"Our team wouldn't have competed this season without Boeing's help," said Pam Greyer, director of the NASA Aerospace Education Lab in Chicago, who served as mentor of a Boeing-sponsored team that competed at the Chicago regional. "Going to the regional was a great opportunity for the kids to see what engineering is about as a career and helped expose them to what sponsoring companies like Boeing have to offer."
Propulsion engineer Grace Balut Ostrom volunteered as a mentor for the FIRST team at Newport High School in Bellevue, Wash.
"We mimic a small company, with a president, a vice president of engineering, a vice president of marketing, and sub-groups that include build, electrical, programming, fundraising, visual design and public relations," Ostrom said. "It's a great program because it's not just the engineering side of it. It's like running a business."
Ostrom is "the glue that holds this team together," one student wrote in a nomination essay that helped her win a mentoring award for the Pacific Northwest region. Ostrom made the trip to Atlanta for the world championship to staff a Boeing booth where kids could learn about professional engineering challenges.
"One kid came by five times just to talk about engineering," she said. "It actually got to the point where he was trying to provide suggestions to me for how we could improve our airplanes."
And there was another student, a girl, who had doubts about her engineering aptitude. Ostrom shared what someone told her when she was younger: "If you think you want to go into engineering, you should just go for it. I feel like I paid back the favor," Ostrom recalled.
The Newport High School team didn't advance to the world championship, but its robot took "most creative" honors in the regional competition. The robot's features included a student-designed and -built tank drive, two-speed gearbox, variable strength ball-kicker able to score from any part of the field with camera targeting, gyroscopic navigation and a heads-up display.

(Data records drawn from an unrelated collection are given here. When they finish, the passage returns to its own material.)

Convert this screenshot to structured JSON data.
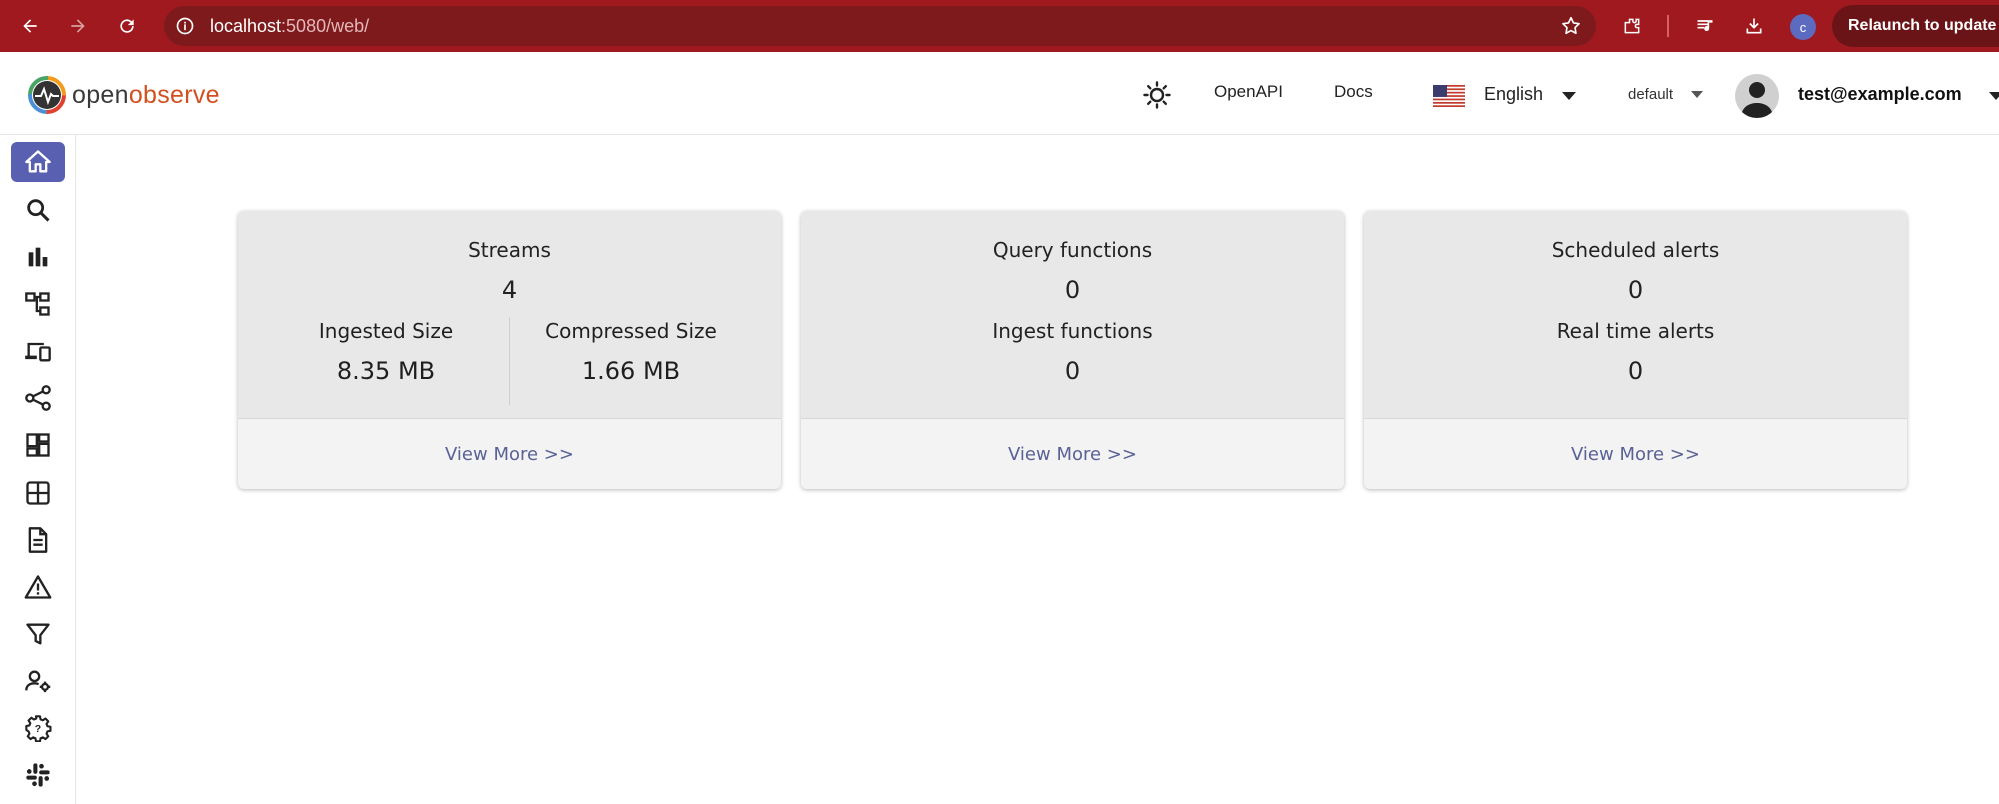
{
  "browser": {
    "url_host": "localhost",
    "url_rest": ":5080/web/",
    "profile_initial": "c",
    "relaunch_label": "Relaunch to update"
  },
  "header": {
    "logo_part1": "open",
    "logo_part2": "observe",
    "openapi_label": "OpenAPI",
    "docs_label": "Docs",
    "language": "English",
    "organization": "default",
    "user_email": "test@example.com"
  },
  "sidebar": {
    "items": [
      {
        "icon": "home-icon",
        "active": true
      },
      {
        "icon": "search-icon"
      },
      {
        "icon": "bar-chart-icon"
      },
      {
        "icon": "account-tree-icon"
      },
      {
        "icon": "devices-icon"
      },
      {
        "icon": "share-icon"
      },
      {
        "icon": "dashboard-icon"
      },
      {
        "icon": "table-icon"
      },
      {
        "icon": "document-icon"
      },
      {
        "icon": "warning-icon"
      },
      {
        "icon": "filter-icon"
      },
      {
        "icon": "user-settings-icon"
      },
      {
        "icon": "gear-icon"
      },
      {
        "icon": "slack-icon"
      }
    ]
  },
  "cards": {
    "streams": {
      "title": "Streams",
      "count": "4",
      "ingested_label": "Ingested Size",
      "ingested_value": "8.35 MB",
      "compressed_label": "Compressed Size",
      "compressed_value": "1.66 MB",
      "link": "View More >>"
    },
    "functions": {
      "query_label": "Query functions",
      "query_value": "0",
      "ingest_label": "Ingest functions",
      "ingest_value": "0",
      "link": "View More >>"
    },
    "alerts": {
      "scheduled_label": "Scheduled alerts",
      "scheduled_value": "0",
      "realtime_label": "Real time alerts",
      "realtime_value": "0",
      "link": "View More >>"
    }
  },
  "colors": {
    "chrome": "#a0191f",
    "accent": "#5960b2",
    "link": "#5a6196"
  }
}
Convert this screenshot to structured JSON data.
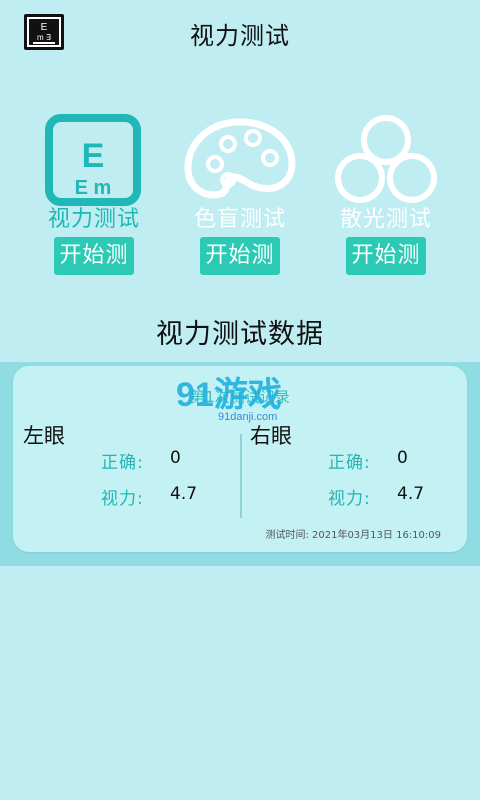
{
  "header": {
    "title": "视力测试",
    "logo_icon": "eye-chart-icon"
  },
  "tests": [
    {
      "label": "视力测试",
      "button": "开始测",
      "icon": "eye-chart-icon",
      "selected": true
    },
    {
      "label": "色盲测试",
      "button": "开始测",
      "icon": "palette-icon",
      "selected": false
    },
    {
      "label": "散光测试",
      "button": "开始测",
      "icon": "circles-icon",
      "selected": false
    }
  ],
  "data_section": {
    "title": "视力测试数据",
    "record": {
      "title": "第1次测试记录",
      "left": {
        "title": "左眼",
        "correct_label": "正确:",
        "correct_value": "0",
        "vision_label": "视力:",
        "vision_value": "4.7"
      },
      "right": {
        "title": "右眼",
        "correct_label": "正确:",
        "correct_value": "0",
        "vision_label": "视力:",
        "vision_value": "4.7"
      },
      "time": "测试时间: 2021年03月13日 16:10:09"
    }
  },
  "watermark": {
    "brand": "91游戏",
    "site": "91danji.com"
  },
  "colors": {
    "background": "#bfedf2",
    "accent": "#1fb8b6",
    "button": "#2ccab5",
    "card": "#c4f1f4",
    "band": "#8fdde2"
  }
}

Add to that list the fact the robot's creators had a variable-strength, heads-up mentor.
For details on the FIRST organization, go to their national home page: http://usfirst.org.